  • Does it rust? Review the product’s materials. Not all are durable and come with rust-resistant components.
  • Is the unit easily removed from your toilet? This one is a bonus. Separate bidets, once installed, are pretty much permanent and cannot be easily removed.
  • Does it come with a warranty? Not all manufacturers provide a comprehensive warranty and guarantee. Review the fine print.

Fortunately, you don’t have to look far. Here’s a product I recommend and personally use…

Introducing the Mercola Soft Spray Bidet

Soft Spray Bidet

The Mercola Soft Spray Bidet is built to provide thorough cleanliness and immediate refreshment, and help you avoid using toilet paper to clean yourself after urinating or defecating. You won’t need any help to learn how to use it. It’s built with an adjustable nozzle that can wash your genital areas with ease.

The entire installation process is less than an hour but basically, all you need to do is attach it to your toilet seat. Plus, this product is made with durable ABS resin material that won’t rust.

The Mercola Soft Spray Bidet is reasonably priced and won’t put a big dent in your wallet. It is backed by the manufacturer’s 1-year warranty and is covered by a 30-day Satisfaction Guarantee.

All in all, if you’re really serious about your bathroom hygiene, drop the toilet paper and switch to the cleaner, more refreshing, and more hygienic choice. Whichever kind of bidet you pick – a high-end or economic model – you’ll definitely do your health and the environment a great favor.

We’re sorry for any inconvenience, but the Soft Spray Bidet has been discontinued.

However, I’m proud to offer my Stop-N-Go Stool as a solution to help you maintain good bowel health.

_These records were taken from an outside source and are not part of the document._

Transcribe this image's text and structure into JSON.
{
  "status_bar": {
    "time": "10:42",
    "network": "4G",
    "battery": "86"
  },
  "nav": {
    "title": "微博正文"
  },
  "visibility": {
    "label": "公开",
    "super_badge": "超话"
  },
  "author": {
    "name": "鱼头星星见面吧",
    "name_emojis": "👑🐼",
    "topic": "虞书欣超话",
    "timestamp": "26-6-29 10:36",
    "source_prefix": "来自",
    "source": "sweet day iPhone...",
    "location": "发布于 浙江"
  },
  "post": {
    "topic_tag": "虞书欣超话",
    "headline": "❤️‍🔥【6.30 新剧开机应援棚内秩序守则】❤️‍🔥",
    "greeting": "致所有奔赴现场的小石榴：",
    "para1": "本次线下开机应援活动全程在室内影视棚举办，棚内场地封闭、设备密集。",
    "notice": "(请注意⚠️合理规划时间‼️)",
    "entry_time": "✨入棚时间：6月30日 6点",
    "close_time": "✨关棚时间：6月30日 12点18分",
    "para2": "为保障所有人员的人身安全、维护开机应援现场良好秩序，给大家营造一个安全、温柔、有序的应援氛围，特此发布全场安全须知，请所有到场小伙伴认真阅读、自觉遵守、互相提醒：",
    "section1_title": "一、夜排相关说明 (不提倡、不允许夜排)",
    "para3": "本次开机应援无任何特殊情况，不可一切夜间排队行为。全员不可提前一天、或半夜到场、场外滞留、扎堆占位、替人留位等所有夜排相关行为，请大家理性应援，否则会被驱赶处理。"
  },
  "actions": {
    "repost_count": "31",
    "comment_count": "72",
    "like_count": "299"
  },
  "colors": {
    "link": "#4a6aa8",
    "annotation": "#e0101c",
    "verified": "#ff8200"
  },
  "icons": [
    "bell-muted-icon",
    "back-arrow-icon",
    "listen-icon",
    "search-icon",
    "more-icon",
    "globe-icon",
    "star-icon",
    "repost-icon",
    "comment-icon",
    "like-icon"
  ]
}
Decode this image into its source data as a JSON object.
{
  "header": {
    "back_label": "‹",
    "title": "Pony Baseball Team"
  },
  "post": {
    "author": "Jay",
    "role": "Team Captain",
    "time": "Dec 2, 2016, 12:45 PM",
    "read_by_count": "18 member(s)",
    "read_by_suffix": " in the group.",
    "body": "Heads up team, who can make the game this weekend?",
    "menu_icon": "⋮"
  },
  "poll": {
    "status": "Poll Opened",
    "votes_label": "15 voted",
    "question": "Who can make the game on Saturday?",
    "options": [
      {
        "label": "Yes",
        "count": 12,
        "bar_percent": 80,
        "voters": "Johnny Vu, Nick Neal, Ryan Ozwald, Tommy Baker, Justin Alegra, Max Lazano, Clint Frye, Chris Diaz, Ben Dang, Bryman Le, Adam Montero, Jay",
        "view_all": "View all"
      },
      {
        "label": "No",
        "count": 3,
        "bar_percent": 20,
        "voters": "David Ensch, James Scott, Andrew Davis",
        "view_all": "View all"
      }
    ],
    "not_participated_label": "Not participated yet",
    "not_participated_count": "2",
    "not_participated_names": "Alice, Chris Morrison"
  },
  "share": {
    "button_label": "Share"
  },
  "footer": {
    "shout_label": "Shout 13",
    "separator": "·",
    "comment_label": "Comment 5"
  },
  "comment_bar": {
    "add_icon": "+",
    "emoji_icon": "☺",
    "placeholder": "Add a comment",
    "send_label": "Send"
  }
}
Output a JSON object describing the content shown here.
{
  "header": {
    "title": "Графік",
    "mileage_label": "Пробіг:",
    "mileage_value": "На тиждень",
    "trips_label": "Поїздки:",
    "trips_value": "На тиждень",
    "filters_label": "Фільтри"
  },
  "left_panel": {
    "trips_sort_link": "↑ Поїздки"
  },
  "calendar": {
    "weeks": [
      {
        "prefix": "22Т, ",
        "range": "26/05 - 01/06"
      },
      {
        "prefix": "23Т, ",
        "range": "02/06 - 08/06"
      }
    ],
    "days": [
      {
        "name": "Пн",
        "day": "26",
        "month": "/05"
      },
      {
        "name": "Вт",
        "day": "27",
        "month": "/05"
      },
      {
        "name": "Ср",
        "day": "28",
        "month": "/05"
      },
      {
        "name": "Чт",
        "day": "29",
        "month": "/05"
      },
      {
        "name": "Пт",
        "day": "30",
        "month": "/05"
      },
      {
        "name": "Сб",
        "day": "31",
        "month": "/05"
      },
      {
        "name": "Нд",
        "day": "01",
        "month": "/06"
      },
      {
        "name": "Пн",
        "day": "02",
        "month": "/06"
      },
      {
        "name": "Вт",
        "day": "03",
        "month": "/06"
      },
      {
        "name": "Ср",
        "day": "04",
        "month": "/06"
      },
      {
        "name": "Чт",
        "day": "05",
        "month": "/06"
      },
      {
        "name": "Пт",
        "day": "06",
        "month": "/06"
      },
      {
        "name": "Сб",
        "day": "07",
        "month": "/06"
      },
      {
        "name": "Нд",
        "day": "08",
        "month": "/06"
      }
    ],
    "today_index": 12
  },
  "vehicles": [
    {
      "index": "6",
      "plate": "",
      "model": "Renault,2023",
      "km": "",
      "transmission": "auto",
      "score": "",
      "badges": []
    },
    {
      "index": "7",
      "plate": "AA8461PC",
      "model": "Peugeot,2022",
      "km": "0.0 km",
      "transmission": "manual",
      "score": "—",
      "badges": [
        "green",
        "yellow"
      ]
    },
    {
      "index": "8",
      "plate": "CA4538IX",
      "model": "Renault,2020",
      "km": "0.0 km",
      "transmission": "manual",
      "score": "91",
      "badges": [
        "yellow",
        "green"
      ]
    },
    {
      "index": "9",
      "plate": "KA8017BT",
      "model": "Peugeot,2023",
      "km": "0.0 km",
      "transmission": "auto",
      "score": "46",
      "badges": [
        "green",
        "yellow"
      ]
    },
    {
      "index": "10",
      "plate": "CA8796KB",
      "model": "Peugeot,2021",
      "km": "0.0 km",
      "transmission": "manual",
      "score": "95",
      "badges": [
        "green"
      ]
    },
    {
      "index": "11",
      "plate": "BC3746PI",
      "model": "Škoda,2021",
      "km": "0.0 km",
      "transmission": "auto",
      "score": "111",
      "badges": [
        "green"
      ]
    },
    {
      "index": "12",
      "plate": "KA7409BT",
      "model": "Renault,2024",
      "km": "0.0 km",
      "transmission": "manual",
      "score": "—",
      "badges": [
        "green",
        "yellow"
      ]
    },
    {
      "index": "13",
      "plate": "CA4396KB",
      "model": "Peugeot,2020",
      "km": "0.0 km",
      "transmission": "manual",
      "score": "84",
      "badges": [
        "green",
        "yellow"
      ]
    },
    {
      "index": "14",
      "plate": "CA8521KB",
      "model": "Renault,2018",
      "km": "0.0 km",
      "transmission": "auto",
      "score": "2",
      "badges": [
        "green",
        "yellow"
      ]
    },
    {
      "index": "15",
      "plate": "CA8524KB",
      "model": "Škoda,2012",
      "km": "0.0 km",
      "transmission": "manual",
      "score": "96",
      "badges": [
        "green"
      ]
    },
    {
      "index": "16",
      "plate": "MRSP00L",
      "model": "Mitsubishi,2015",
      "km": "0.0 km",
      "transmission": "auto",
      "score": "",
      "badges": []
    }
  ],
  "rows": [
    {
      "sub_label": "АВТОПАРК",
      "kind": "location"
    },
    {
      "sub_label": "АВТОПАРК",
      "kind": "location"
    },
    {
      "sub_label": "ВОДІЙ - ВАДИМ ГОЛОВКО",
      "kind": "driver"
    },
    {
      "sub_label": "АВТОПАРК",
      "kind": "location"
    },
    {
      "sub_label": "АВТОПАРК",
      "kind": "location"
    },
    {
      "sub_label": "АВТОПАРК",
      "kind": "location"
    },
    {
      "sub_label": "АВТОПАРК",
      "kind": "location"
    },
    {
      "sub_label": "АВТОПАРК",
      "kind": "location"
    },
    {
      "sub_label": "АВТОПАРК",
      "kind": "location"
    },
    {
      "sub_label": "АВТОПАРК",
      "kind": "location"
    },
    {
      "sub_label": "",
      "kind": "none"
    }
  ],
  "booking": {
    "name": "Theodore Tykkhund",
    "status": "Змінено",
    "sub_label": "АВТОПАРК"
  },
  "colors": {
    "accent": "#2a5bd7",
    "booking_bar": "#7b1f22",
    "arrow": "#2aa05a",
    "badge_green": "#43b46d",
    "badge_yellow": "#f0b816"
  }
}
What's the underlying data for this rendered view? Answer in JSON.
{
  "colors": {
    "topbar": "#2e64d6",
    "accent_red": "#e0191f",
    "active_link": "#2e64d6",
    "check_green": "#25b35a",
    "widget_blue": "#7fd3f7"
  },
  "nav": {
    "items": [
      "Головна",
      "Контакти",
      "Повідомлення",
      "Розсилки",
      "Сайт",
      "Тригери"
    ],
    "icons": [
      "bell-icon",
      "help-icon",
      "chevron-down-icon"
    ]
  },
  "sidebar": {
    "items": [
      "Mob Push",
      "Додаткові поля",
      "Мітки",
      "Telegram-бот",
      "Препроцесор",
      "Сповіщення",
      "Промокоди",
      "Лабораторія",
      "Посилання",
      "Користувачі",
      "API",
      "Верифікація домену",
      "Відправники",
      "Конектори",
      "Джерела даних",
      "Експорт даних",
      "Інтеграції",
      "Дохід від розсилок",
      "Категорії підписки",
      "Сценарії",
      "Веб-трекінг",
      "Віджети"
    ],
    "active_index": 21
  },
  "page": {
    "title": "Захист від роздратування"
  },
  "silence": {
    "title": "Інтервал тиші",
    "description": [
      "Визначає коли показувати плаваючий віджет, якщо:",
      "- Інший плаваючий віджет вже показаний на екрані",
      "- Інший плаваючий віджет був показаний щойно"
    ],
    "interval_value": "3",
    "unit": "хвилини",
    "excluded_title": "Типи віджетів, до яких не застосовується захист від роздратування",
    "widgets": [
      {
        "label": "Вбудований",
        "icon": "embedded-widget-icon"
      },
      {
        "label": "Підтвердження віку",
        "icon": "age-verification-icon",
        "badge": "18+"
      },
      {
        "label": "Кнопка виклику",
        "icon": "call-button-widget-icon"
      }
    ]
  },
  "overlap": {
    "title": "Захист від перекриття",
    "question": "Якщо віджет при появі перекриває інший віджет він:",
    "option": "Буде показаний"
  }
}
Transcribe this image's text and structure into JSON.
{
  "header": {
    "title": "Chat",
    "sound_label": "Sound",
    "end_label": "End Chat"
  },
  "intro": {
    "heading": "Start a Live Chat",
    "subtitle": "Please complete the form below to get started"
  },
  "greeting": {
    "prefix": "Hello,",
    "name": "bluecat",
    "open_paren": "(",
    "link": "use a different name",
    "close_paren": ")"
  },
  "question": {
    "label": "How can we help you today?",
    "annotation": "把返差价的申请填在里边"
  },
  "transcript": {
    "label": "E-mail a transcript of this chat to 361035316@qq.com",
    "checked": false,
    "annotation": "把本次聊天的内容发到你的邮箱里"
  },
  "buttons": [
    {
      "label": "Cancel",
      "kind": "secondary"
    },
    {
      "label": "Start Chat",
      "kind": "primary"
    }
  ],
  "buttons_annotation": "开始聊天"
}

The Stop-N-Go Stool allows for a natural squatting position on your existing toilet, which aids in elimination from the bowels and facilitates a healthy posture.

This inexpensive solution to help with bowel and digestive issues is available in two types to complement your bathroom décor: bamboo and BPA-free white plastic.

Discover More About the Stop-N-Go Stool